He also said that he had referred a name as a Sports Ministry representative for the meeting, but was unaware if the representative had been invited.
Questions regarding the legality of the meeting were raised by the Colombo Colts Cricket Club, albeit at the eleventh hour, when it wrote to SLC on Saturday stating that the meeting would be a violation of the Sports Law and the SLC Constitution.
Despite issuing stakeholders with a notice, stating that their AGM would be conducted on May 12, SLC had not annexed accounts for the year 2018.
“As you are aware, the tabling of the Audited Financial Statements in respect of the preceeding financial year at an Annual General Meeting (AGM) to be held on or before the 31st of May in each year is a statutory requirement under regulation No 7(xv) vide National Associations of Sports Regulation,” the letter, signed by its President Nishantha Ranatunga, read.
“Further it is a mandatory requirement in accordance of the Constitution of Sri Lanka Cricket according to Section 16 Article (b) “The Annual Report and a copy of the Audited Financial Statement Certified by the Auditor General pertaining to the preceding financial year shall be circulated not less than fourteen days before the date fixed for such meetings,” it also read.
Representatives of Colts, including Ranatunga, had raised a further objection and walked out of the AGM.
SLC had adjourned the AGM until the financial accounts for the year ended 2018 was certified by the Auditor General.
SLC Secretary Mohan de Silva contended that it was impossible for the accounts of 2018 to be presented at yesterday’s AGM as they had only taken office on February 21.
“Before we took over office, there were two interim arrangements, overseen by Competent Authorities, and none of the management accounts had been passed. Also there were two audits that took place, so our accounts section could not prepare everything that was necessary to ensure the accounts could be presented yesterday,” he said.

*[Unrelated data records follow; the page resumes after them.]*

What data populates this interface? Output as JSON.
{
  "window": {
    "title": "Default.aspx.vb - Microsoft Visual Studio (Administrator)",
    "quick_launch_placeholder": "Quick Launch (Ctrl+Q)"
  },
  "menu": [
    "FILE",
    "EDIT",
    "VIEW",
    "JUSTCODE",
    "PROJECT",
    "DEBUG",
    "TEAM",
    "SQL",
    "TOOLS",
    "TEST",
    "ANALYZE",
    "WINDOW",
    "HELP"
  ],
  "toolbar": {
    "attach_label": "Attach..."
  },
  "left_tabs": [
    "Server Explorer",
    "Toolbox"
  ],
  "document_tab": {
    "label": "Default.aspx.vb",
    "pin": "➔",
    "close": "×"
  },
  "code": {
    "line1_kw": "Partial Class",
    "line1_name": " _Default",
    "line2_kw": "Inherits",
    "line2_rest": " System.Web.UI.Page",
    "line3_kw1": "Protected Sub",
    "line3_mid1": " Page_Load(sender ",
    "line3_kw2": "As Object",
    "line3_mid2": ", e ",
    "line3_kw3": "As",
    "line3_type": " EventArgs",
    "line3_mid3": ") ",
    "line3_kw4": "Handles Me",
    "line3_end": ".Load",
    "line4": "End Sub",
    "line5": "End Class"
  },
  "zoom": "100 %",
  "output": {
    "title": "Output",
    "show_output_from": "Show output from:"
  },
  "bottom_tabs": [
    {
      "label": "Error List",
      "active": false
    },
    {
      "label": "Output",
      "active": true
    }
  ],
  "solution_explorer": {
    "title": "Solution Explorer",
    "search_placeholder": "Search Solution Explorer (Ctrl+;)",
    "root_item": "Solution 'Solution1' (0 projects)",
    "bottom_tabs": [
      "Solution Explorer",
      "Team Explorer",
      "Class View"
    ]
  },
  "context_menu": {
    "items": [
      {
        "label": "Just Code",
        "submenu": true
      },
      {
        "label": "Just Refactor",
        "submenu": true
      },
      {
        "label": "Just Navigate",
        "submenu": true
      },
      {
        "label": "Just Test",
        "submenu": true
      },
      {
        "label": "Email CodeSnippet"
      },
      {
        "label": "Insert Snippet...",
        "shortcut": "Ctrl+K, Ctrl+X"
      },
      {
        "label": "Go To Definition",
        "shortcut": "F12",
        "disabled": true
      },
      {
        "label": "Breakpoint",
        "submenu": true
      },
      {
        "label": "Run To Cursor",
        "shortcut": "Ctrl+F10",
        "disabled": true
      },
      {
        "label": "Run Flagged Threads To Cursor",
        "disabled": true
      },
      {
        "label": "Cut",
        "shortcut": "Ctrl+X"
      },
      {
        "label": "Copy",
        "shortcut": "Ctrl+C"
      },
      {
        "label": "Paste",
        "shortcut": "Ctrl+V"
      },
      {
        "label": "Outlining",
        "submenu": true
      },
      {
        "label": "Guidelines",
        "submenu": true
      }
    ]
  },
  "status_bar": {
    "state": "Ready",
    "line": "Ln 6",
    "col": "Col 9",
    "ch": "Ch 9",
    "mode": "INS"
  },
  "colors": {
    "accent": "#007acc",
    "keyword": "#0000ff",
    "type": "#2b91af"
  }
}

“We took office on February 21 and had to submit financial statements within seven days to the Auditor General, which we simply could not do,” he also said.
De Silva said he had written to the Sports Minister last month, on April 25, seeking permission to present the accounts for 2018 at the next AGM in May 2020, as they had been unable to circulate those accounts within the time-frame stipulated in the Sports Law.

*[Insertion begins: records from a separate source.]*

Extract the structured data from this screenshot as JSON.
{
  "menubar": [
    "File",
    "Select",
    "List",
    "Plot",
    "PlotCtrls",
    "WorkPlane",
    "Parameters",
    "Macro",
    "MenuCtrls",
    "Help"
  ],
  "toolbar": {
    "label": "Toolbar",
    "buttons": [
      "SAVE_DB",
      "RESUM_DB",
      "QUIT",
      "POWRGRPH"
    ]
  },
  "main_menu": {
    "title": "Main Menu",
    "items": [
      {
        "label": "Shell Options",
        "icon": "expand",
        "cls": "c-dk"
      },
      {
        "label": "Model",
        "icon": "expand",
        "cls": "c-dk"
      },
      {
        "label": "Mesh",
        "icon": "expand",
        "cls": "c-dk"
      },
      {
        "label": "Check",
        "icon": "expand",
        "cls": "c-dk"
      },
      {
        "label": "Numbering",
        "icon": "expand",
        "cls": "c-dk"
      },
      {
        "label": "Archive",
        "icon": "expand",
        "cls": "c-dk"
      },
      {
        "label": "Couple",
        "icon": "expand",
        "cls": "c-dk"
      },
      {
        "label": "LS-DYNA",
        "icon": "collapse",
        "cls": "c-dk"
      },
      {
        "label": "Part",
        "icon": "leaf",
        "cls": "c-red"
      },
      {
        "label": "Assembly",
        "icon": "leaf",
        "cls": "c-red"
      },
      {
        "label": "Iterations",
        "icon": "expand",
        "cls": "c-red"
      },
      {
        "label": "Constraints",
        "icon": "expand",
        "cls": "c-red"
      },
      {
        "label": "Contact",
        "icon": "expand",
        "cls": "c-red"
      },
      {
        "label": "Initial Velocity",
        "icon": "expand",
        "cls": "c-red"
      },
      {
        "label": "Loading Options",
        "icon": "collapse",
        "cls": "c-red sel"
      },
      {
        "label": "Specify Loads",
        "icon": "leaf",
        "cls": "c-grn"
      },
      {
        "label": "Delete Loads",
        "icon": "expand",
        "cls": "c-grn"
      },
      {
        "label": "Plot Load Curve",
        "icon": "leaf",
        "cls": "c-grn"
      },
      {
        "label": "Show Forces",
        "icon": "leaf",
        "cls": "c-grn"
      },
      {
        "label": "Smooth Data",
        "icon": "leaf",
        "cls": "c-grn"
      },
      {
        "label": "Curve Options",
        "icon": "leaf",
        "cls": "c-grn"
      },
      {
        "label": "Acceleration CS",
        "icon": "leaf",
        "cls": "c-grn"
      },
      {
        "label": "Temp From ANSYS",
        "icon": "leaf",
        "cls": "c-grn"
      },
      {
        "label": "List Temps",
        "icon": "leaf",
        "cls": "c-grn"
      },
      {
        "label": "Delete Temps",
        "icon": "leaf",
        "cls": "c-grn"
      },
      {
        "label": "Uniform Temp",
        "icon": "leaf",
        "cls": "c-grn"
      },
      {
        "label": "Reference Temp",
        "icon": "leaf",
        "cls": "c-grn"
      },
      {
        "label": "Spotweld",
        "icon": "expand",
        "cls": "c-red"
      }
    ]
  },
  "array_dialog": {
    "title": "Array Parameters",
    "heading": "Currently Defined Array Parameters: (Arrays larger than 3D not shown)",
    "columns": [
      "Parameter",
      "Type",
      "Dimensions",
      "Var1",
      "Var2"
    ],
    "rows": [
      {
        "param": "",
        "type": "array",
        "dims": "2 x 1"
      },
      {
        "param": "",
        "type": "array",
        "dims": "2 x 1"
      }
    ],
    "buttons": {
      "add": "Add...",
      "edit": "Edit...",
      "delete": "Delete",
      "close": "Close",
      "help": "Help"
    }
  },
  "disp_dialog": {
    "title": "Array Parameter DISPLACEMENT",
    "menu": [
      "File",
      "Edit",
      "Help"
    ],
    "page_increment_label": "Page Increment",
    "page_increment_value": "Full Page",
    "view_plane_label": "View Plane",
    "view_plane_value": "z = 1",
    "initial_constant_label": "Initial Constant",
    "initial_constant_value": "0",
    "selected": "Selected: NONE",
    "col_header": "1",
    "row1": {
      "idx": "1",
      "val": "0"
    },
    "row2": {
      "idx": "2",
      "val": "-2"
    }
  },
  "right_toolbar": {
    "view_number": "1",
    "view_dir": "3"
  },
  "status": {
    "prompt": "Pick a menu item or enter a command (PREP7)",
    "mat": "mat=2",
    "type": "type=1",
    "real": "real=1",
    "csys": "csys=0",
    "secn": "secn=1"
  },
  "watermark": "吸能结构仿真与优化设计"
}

The Minster had not responded to this letter, de Silva confirmed, saying that a representative of the Minister had merely communicated over telephone that the Minister had no such provision to allow such an extension.
“This objection has been raised by individuals who could not win an election the democratic way and are trying to disrupt the development of the game. We can’t postpone the AGM just because one club objects,” de Silva argued.
As it stands, a question arises as to whether mandatory provisions of the Sports Law could be dispensed with due to practical circumstances and if so to which extent and the manner in which such could be pursued.
It is in such premise that one would have to await the Minister’s determination.